### TASK
Copy out every line of the data that follows, exactly.

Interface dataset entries
┌──
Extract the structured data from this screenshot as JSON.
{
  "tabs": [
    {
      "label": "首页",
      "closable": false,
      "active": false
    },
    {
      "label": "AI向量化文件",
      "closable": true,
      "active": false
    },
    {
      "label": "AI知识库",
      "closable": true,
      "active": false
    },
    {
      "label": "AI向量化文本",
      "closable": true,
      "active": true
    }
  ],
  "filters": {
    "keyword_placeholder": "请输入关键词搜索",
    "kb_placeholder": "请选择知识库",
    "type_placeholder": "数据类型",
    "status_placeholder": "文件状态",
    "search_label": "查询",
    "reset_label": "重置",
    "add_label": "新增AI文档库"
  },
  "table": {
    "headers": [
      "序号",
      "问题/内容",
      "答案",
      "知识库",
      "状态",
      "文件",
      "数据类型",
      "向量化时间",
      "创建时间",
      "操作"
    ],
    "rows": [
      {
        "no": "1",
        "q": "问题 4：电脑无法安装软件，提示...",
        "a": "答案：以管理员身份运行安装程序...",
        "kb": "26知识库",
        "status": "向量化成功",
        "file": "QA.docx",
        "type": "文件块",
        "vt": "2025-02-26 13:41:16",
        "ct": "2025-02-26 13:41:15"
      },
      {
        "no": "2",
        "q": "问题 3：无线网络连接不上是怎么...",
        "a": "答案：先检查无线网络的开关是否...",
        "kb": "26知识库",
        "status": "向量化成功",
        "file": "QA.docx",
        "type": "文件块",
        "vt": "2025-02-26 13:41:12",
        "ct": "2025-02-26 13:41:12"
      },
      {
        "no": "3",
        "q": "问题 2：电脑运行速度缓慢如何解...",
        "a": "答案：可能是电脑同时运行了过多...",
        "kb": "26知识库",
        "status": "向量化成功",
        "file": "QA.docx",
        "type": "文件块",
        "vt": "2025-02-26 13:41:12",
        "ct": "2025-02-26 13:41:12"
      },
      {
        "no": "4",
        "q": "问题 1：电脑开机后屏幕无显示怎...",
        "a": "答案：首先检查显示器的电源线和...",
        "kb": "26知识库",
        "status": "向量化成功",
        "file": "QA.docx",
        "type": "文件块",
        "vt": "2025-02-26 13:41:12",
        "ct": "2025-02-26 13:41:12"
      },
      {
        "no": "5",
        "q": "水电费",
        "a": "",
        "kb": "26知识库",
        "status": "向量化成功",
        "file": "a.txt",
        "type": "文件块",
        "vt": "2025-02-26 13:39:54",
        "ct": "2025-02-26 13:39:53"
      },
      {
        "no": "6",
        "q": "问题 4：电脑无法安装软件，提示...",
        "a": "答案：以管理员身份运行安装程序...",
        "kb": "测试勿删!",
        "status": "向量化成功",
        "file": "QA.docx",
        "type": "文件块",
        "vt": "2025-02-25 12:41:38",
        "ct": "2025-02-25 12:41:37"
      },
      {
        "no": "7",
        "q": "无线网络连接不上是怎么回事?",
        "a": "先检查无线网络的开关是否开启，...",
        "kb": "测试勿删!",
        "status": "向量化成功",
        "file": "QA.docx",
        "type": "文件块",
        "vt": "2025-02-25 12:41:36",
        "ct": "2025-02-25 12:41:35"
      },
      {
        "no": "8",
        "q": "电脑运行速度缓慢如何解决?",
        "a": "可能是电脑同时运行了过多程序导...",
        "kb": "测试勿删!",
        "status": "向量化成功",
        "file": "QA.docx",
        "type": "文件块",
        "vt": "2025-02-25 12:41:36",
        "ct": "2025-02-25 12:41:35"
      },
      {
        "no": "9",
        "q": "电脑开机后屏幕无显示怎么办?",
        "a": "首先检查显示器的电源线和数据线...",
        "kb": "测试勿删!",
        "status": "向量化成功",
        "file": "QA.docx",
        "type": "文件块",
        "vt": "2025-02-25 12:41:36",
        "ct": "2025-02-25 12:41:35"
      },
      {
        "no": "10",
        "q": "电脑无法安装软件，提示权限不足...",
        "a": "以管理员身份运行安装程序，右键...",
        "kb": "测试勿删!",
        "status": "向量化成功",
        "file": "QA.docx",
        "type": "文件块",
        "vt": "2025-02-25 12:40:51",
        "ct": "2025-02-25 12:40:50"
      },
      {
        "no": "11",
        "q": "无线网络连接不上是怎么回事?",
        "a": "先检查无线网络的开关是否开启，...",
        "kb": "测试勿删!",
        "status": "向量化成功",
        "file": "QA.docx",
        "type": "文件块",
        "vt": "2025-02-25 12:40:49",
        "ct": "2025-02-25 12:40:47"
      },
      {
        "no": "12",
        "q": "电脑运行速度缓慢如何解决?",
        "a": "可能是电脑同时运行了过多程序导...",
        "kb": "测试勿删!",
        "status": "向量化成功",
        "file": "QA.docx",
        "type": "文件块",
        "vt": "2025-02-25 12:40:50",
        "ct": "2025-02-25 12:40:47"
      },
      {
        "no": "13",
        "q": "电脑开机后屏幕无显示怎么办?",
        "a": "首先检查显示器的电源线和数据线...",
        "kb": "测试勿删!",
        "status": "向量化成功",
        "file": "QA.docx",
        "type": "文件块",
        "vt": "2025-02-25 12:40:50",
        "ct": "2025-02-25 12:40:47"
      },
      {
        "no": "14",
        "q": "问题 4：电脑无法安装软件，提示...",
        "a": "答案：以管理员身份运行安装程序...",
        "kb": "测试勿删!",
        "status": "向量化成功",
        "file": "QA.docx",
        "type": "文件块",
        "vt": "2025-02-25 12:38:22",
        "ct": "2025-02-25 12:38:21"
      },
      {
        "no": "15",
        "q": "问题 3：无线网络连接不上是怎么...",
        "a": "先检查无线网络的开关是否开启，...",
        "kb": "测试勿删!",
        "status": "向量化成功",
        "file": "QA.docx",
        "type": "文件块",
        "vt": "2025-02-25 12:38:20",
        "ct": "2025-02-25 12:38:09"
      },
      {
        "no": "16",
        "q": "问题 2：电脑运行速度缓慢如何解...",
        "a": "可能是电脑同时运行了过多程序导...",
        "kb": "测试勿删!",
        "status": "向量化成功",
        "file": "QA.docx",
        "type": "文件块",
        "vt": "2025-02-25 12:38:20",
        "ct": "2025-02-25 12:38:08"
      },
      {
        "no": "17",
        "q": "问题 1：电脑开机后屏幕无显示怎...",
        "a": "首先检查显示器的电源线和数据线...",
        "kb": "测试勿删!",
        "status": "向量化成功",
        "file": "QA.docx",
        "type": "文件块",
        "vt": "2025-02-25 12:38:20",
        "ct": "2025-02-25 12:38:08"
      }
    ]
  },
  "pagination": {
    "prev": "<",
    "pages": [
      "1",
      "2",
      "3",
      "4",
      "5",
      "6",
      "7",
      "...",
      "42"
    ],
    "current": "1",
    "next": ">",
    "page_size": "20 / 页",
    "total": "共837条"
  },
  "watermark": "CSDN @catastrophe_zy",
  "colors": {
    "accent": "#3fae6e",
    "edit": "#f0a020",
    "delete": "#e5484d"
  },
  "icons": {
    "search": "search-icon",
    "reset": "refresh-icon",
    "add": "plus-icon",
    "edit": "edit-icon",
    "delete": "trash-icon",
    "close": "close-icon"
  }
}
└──
### WRITTEN RESPONSE
Extract the structured data from this screenshot as JSON.
{
  "tabs": [
    {
      "label": "首页",
      "closable": false,
      "active": false
    },
    {
      "label": "AI向量化文件",
      "closable": true,
      "active": false
    },
    {
      "label": "AI知识库",
      "closable": true,
      "active": false
    },
    {
      "label": "AI向量化文本",
      "closable": true,
      "active": true
    }
  ],
  "filters": {
    "keyword_placeholder": "请输入关键词搜索",
    "kb_placeholder": "请选择知识库",
    "type_placeholder": "数据类型",
    "status_placeholder": "文件状态",
    "search_label": "查询",
    "reset_label": "重置",
    "add_label": "新增AI文档库"
  },
  "table": {
    "headers": [
      "序号",
      "问题/内容",
      "答案",
      "知识库",
      "状态",
      "文件",
      "数据类型",
      "向量化时间",
      "创建时间",
      "操作"
    ],
    "rows": [
      {
        "no": "1",
        "q": "问题 4：电脑无法安装软件，提示...",
        "a": "答案：以管理员身份运行安装程序...",
        "kb": "26知识库",
        "status": "向量化成功",
        "file": "QA.docx",
        "type": "文件块",
        "vt": "2025-02-26 13:41:16",
        "ct": "2025-02-26 13:41:15"
      },
      {
        "no": "2",
        "q": "问题 3：无线网络连接不上是怎么...",
        "a": "答案：先检查无线网络的开关是否...",
        "kb": "26知识库",
        "status": "向量化成功",
        "file": "QA.docx",
        "type": "文件块",
        "vt": "2025-02-26 13:41:12",
        "ct": "2025-02-26 13:41:12"
      },
      {
        "no": "3",
        "q": "问题 2：电脑运行速度缓慢如何解...",
        "a": "答案：可能是电脑同时运行了过多...",
        "kb": "26知识库",
        "status": "向量化成功",
        "file": "QA.docx",
        "type": "文件块",
        "vt": "2025-02-26 13:41:12",
        "ct": "2025-02-26 13:41:12"
      },
      {
        "no": "4",
        "q": "问题 1：电脑开机后屏幕无显示怎...",
        "a": "答案：首先检查显示器的电源线和...",
        "kb": "26知识库",
        "status": "向量化成功",
        "file": "QA.docx",
        "type": "文件块",
        "vt": "2025-02-26 13:41:12",
        "ct": "2025-02-26 13:41:12"
      },
      {
        "no": "5",
        "q": "水电费",
        "a": "",
        "kb": "26知识库",
        "status": "向量化成功",
        "file": "a.txt",
        "type": "文件块",
        "vt": "2025-02-26 13:39:54",
        "ct": "2025-02-26 13:39:53"
      },
      {
        "no": "6",
        "q": "问题 4：电脑无法安装软件，提示...",
        "a": "答案：以管理员身份运行安装程序...",
        "kb": "测试勿删!",
        "status": "向量化成功",
        "file": "QA.docx",
        "type": "文件块",
        "vt": "2025-02-25 12:41:38",
        "ct": "2025-02-25 12:41:37"
      },
      {
        "no": "7",
        "q": "无线网络连接不上是怎么回事?",
        "a": "先检查无线网络的开关是否开启，...",
        "kb": "测试勿删!",
        "status": "向量化成功",
        "file": "QA.docx",
        "type": "文件块",
        "vt": "2025-02-25 12:41:36",
        "ct": "2025-02-25 12:41:35"
      },
      {
        "no": "8",
        "q": "电脑运行速度缓慢如何解决?",
        "a": "可能是电脑同时运行了过多程序导...",
        "kb": "测试勿删!",
        "status": "向量化成功",
        "file": "QA.docx",
        "type": "文件块",
        "vt": "2025-02-25 12:41:36",
        "ct": "2025-02-25 12:41:35"
      },
      {
        "no": "9",
        "q": "电脑开机后屏幕无显示怎么办?",
        "a": "首先检查显示器的电源线和数据线...",
        "kb": "测试勿删!",
        "status": "向量化成功",
        "file": "QA.docx",
        "type": "文件块",
        "vt": "2025-02-25 12:41:36",
        "ct": "2025-02-25 12:41:35"
      },
      {
        "no": "10",
        "q": "电脑无法安装软件，提示权限不足...",
        "a": "以管理员身份运行安装程序，右键...",
        "kb": "测试勿删!",
        "status": "向量化成功",
        "file": "QA.docx",
        "type": "文件块",
        "vt": "2025-02-25 12:40:51",
        "ct": "2025-02-25 12:40:50"
      },
      {
        "no": "11",
        "q": "无线网络连接不上是怎么回事?",
        "a": "先检查无线网络的开关是否开启，...",
        "kb": "测试勿删!",
        "status": "向量化成功",
        "file": "QA.docx",
        "type": "文件块",
        "vt": "2025-02-25 12:40:49",
        "ct": "2025-02-25 12:40:47"
      },
      {
        "no": "12",
        "q": "电脑运行速度缓慢如何解决?",
        "a": "可能是电脑同时运行了过多程序导...",
        "kb": "测试勿删!",
        "status": "向量化成功",
        "file": "QA.docx",
        "type": "文件块",
        "vt": "2025-02-25 12:40:50",
        "ct": "2025-02-25 12:40:47"
      },
      {
        "no": "13",
        "q": "电脑开机后屏幕无显示怎么办?",
        "a": "首先检查显示器的电源线和数据线...",
        "kb": "测试勿删!",
        "status": "向量化成功",
        "file": "QA.docx",
        "type": "文件块",
        "vt": "2025-02-25 12:40:50",
        "ct": "2025-02-25 12:40:47"
      },
      {
        "no": "14",
        "q": "问题 4：电脑无法安装软件，提示...",
        "a": "答案：以管理员身份运行安装程序...",
        "kb": "测试勿删!",
        "status": "向量化成功",
        "file": "QA.docx",
        "type": "文件块",
        "vt": "2025-02-25 12:38:22",
        "ct": "2025-02-25 12:38:21"
      },
      {
        "no": "15",
        "q": "问题 3：无线网络连接不上是怎么...",
        "a": "先检查无线网络的开关是否开启，...",
        "kb": "测试勿删!",
        "status": "向量化成功",
        "file": "QA.docx",
        "type": "文件块",
        "vt": "2025-02-25 12:38:20",
        "ct": "2025-02-25 12:38:09"
      },
      {
        "no": "16",
        "q": "问题 2：电脑运行速度缓慢如何解...",
        "a": "可能是电脑同时运行了过多程序导...",
        "kb": "测试勿删!",
        "status": "向量化成功",
        "file": "QA.docx",
        "type": "文件块",
        "vt": "2025-02-25 12:38:20",
        "ct": "2025-02-25 12:38:08"
      },
      {
        "no": "17",
        "q": "问题 1：电脑开机后屏幕无显示怎...",
        "a": "首先检查显示器的电源线和数据线...",
        "kb": "测试勿删!",
        "status": "向量化成功",
        "file": "QA.docx",
        "type": "文件块",
        "vt": "2025-02-25 12:38:20",
        "ct": "2025-02-25 12:38:08"
      }
    ]
  },
  "pagination": {
    "prev": "<",
    "pages": [
      "1",
      "2",
      "3",
      "4",
      "5",
      "6",
      "7",
      "...",
      "42"
    ],
    "current": "1",
    "next": ">",
    "page_size": "20 / 页",
    "total": "共837条"
  },
  "watermark": "CSDN @catastrophe_zy",
  "colors": {
    "accent": "#3fae6e",
    "edit": "#f0a020",
    "delete": "#e5484d"
  },
  "icons": {
    "search": "search-icon",
    "reset": "refresh-icon",
    "add": "plus-icon",
    "edit": "edit-icon",
    "delete": "trash-icon",
    "close": "close-icon"
  }
}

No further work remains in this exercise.